2. Choose Whole Foods: Focus on whole, unprocessed foods. Fresh fruits, vegetables, lean proteins, and whole grains are excellent choices.

3. Limit Sugary Beverages: Beverages like soda, fruit juices, and sweetened teas can be significant sources of added sugars. Opt for water, herbal teas, or unsweetened drinks instead.

4. Mindful Snacking: Choose snacks that are high in fiber and protein, such as nuts, seeds, and yogurt, to keep you satisfied longer and stabilize blood sugar levels.

Adding protein, fiber, and healthy fats to meals that contain sugar can help moderate these insulin spikes through the following mechanisms:

1. Protein:
- Slows Digestion: Protein slows down the digestive process, which means glucose is released into the bloodstream more gradually.
- Glucagon Secretion: Protein intake stimulates the release of glucagon, a hormone that works to balance insulin by promoting the release of stored glucose into the bloodstream when necessary.

2. Fiber:
- Reduces Absorption Rate: Fiber, especially soluble fiber, forms a gel-like substance in the gut that slows down the absorption of sugar.
- Improves Satiety: Fiber increases the feeling of fullness, which can help control overall calorie intake and reduce the likelihood of over-consuming sugary foods.

3. Healthy Fats:
- Delays Gastric Emptying: Fats slow down the emptying of the stomach into the small intestine, which moderates the rate at which glucose enters the bloodstream.
- Hormonal Impact: Healthy fats can influence the release of various hormones that regulate blood sugar levels and insulin sensitivity.

By combining these macronutrients with sugary foods, you create a more balanced meal that helps to:
- Slow down the digestive process and the absorption of glucose.
- Reduce the immediate impact on blood glucose levels.
- Moderate the insulin response, leading to more stable blood sugar levels.

This approach not only helps in managing blood sugar levels but also contributes to overall satiety and nutritional balance, promoting better long-term metabolic health.

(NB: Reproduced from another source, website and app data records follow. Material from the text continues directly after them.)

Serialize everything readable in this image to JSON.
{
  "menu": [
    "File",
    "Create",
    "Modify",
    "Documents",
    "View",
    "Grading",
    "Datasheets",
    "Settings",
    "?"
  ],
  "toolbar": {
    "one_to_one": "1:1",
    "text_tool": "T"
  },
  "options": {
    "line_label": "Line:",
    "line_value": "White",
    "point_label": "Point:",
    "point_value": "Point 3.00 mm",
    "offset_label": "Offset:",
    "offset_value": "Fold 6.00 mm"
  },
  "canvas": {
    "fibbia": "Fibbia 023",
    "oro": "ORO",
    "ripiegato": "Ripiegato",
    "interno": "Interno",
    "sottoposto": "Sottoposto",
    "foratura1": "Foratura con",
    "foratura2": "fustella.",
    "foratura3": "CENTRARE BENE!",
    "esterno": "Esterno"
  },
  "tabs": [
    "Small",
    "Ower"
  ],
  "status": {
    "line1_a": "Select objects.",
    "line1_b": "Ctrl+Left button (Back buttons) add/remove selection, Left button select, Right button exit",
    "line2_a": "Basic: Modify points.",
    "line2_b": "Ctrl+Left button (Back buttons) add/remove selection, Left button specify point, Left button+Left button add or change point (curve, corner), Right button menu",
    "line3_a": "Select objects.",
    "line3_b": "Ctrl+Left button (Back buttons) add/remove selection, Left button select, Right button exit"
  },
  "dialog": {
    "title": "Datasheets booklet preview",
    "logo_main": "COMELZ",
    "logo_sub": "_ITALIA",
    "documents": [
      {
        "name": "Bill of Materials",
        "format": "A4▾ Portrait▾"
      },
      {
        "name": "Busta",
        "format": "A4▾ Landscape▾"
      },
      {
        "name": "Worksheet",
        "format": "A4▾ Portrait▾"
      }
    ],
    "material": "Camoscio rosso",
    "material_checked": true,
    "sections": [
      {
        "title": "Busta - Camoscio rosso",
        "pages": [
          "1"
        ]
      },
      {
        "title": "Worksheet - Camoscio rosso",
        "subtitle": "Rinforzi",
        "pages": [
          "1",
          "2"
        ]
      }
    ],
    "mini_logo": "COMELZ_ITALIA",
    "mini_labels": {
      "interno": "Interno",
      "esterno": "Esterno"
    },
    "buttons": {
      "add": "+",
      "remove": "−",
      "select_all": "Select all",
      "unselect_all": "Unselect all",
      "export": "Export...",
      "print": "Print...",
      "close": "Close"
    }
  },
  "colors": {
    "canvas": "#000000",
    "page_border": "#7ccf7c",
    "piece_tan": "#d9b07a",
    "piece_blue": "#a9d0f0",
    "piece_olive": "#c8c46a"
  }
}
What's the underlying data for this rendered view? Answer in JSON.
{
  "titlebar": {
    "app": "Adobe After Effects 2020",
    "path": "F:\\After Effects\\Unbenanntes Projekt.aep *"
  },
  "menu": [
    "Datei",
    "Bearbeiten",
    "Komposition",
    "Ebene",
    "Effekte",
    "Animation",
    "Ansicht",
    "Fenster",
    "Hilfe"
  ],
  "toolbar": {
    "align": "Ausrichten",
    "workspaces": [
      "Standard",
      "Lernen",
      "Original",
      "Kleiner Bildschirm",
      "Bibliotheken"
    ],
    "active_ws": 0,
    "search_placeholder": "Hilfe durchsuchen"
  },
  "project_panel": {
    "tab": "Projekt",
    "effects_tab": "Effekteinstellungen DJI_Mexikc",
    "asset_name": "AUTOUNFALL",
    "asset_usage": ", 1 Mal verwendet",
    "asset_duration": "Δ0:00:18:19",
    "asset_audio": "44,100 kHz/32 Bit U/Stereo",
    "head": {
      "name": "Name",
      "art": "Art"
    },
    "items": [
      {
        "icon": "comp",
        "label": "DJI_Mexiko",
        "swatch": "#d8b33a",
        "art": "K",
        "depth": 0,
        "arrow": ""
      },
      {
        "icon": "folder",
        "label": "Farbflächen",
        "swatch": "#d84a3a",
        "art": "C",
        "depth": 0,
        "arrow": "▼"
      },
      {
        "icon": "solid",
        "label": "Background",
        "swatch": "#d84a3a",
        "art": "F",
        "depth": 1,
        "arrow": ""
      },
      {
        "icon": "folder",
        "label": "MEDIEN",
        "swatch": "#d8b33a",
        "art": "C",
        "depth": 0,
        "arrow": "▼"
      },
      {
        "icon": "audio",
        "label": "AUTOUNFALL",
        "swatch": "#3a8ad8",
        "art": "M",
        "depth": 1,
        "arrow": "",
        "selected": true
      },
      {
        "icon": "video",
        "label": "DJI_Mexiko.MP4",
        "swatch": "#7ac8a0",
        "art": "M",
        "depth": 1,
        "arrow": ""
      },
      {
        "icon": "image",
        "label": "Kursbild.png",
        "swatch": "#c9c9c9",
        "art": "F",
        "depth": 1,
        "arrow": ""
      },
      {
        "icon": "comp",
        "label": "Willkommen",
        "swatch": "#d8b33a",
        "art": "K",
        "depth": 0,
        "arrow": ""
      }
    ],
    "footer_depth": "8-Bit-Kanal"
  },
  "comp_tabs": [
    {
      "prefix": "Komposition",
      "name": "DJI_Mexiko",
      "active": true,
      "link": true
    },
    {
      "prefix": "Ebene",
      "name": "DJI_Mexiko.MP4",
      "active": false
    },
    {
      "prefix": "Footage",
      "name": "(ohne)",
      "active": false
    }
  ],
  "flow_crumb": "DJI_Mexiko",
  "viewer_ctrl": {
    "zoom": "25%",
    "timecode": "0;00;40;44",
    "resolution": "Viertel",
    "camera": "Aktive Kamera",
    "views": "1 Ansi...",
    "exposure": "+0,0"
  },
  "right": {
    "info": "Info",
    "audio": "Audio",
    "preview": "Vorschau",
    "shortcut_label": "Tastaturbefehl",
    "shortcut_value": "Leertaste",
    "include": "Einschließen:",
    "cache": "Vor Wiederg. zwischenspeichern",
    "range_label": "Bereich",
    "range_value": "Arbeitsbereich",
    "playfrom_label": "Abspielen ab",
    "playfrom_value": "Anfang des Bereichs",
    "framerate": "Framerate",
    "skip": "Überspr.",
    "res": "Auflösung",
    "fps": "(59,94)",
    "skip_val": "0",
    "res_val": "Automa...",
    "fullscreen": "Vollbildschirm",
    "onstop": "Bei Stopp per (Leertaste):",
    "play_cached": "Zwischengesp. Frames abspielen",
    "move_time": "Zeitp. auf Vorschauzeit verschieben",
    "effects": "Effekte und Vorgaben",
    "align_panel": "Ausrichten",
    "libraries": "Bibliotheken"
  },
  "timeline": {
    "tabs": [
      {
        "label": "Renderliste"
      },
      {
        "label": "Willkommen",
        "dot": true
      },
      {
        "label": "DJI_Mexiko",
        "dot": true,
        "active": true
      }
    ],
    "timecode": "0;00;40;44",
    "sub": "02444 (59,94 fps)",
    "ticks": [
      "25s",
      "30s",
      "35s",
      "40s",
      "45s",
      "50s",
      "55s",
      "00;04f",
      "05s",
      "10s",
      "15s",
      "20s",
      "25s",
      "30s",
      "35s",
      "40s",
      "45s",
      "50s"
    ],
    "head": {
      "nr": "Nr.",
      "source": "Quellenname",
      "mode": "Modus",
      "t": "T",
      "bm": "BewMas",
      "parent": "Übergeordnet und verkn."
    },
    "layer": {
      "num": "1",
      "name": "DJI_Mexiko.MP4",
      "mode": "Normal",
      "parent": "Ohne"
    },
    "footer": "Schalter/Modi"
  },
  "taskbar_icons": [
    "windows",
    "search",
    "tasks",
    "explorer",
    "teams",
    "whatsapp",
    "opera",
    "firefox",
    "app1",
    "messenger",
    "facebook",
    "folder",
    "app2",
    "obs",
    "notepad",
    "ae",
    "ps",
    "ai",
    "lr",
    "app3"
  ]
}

By stabilizing blood sugar levels and reducing insulin spikes, you can enhance your body's ability to burn fat for fuel. Remember, moderation is key—gradually reducing sugar intake and focusing on whole, nutrient-dense foods will set you on a sustainable path to achieving your weight loss goals.